8 New Books We Recommend This Week
WATERGATE: A New History, by Garrett M. Graff. (Avid Reader, $35.) Employing all of the recent scholarship on the scandal that refuses to die, Graff presents a lively, comprehensive account full of sad, strange and interesting characters, not least of whom was Richard Nixon himself. Douglas Brinkley, reviewing it, calls the book “dazzling”: “Graff explores the dramatic scope of the Watergate saga through its participants,” he writes, and “with granular detail, Graff writes about the white-collar criminals, hatchet men and rogues who populated the outer circles of Nixon’s covert operations.”
CHILEAN POET, by Alejandro Zambra. Translated by Megan McDowell. (Viking, $27.) Zambra’s novel (about, yes, Chile and poetry) follows Gonzalo and Vicente, a father and stepson in Chile who have a complicated relationship both to each other and to poetry. Zambra uses their bond to think through literary, and literal, inheritance. “As its jocular title suggests, ‘Chilean Poet’ complicates the notion of an artistic birthright rooted in national identity while also acknowledging, with a tender and humorous shrug, that it’s not an easy thing to give up,” our contributing essayist, Jennifer Wilson, writes in her review.
STOLEN FOCUS: Why You Can’t Pay Attention — and How to Think Deeply Again, by Johann Hari. (Crown, $28.) The author of “Lost Connections” and “Chasing the Scream” explores how technology disrupts our ability to concentrate. Hari focuses on the experience of living with too much information and stress, too little sleep and navel gazing. “Some of the chapters are inspiring, such as the one that focuses on the concept of flow,” Cathy O’Neil writes, reviewing the book alongside Jacob Ward’s “The Loop” (which is also about technology’s effect on our behavior). “Even just focusing on focus for this much time is useful, and ends up giving the reader a novel and worthwhile way of measuring our quality of attention.”
HOW HIGH WE GO IN THE DARK, by Sequoia Nagamatsu. (Morrow, $27.99.) A devastating virus afflicts the world in this debut novel-in-stories (much of it written pre-Covid), with an array of inventive responses to the plague: among them, euthanasia amusement parks and robotic pets that speak for the dead. “If you’re a short-story lover — as I am — you’ll be impressed with Nagamatsu’s meticulous craft,” Lincoln Michel writes in his review. “If you crave sustained character and plot arcs, well, you’ll have to settle for admiring the well-honed prose, poignant meditations and unique concepts. Hardly small pleasures.”

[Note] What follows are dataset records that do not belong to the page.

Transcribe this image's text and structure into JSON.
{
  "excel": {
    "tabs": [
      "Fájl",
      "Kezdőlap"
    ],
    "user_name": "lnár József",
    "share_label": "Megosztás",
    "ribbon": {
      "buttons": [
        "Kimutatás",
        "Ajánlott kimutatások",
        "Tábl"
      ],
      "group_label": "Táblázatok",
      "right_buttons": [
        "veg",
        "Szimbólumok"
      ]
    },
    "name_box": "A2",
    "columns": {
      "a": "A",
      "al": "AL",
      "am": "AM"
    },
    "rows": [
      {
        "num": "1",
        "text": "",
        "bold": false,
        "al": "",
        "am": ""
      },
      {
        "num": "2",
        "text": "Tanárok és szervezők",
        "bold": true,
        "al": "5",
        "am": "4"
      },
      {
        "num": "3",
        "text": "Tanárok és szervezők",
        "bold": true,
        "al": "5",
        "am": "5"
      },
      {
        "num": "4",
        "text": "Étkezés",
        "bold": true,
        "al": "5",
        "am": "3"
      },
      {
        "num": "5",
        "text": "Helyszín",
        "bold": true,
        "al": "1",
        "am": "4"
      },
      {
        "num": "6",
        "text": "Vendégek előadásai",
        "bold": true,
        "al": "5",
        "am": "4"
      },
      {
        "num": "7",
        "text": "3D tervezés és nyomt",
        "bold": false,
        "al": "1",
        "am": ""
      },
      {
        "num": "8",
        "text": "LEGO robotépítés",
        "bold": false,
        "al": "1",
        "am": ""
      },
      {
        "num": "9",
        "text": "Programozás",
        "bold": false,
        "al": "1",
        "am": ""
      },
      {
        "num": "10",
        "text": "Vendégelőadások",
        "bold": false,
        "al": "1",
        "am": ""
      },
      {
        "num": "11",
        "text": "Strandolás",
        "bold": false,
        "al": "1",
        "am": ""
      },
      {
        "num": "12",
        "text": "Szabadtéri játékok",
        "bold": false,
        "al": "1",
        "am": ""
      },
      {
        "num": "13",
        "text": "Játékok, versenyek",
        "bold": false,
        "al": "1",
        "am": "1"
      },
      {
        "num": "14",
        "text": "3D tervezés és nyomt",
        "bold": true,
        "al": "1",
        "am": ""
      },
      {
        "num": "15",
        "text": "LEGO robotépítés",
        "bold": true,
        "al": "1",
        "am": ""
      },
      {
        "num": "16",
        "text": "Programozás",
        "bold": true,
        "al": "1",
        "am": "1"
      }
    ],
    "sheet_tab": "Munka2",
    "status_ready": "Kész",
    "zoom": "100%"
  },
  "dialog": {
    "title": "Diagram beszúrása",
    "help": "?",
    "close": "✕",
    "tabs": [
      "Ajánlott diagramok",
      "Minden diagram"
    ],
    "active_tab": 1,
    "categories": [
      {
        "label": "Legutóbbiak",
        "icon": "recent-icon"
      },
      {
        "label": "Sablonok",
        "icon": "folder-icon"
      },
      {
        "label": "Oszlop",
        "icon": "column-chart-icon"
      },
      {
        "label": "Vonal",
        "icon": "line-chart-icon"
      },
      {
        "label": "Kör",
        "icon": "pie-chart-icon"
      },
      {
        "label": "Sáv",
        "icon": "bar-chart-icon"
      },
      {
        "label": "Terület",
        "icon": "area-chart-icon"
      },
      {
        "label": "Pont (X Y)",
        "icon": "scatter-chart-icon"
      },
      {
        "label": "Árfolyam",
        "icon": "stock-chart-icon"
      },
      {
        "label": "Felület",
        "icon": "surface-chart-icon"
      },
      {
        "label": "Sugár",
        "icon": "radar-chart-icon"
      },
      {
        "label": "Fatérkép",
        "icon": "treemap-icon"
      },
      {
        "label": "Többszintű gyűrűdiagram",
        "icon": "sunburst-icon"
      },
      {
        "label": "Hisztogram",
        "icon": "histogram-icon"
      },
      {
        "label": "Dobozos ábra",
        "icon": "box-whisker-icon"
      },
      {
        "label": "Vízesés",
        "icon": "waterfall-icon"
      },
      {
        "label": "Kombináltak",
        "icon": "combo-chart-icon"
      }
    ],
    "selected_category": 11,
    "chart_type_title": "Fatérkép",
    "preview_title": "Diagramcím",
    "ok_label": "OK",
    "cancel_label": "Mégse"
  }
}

WOMAN RUNNING IN THE MOUNTAINS, by Yuko Tsushima. Translated by Geraldine Harcourt. (New York Review Books, paper, $17.95.) Originally published in 1980, this subtly powerful novel follows a single mother named Takiko, struggling to define herself while managing the pressures of parenthood. “Her son becomes a source of unfathomable joy despite remaining something of a mystery,” Anderson Tepper writes, reviewing the book with three other works of international fiction. “When Takiko meets Kambayashi, a soft-spoken gardener, her complex range of emotions only intensifies, and the novel truly takes flight.”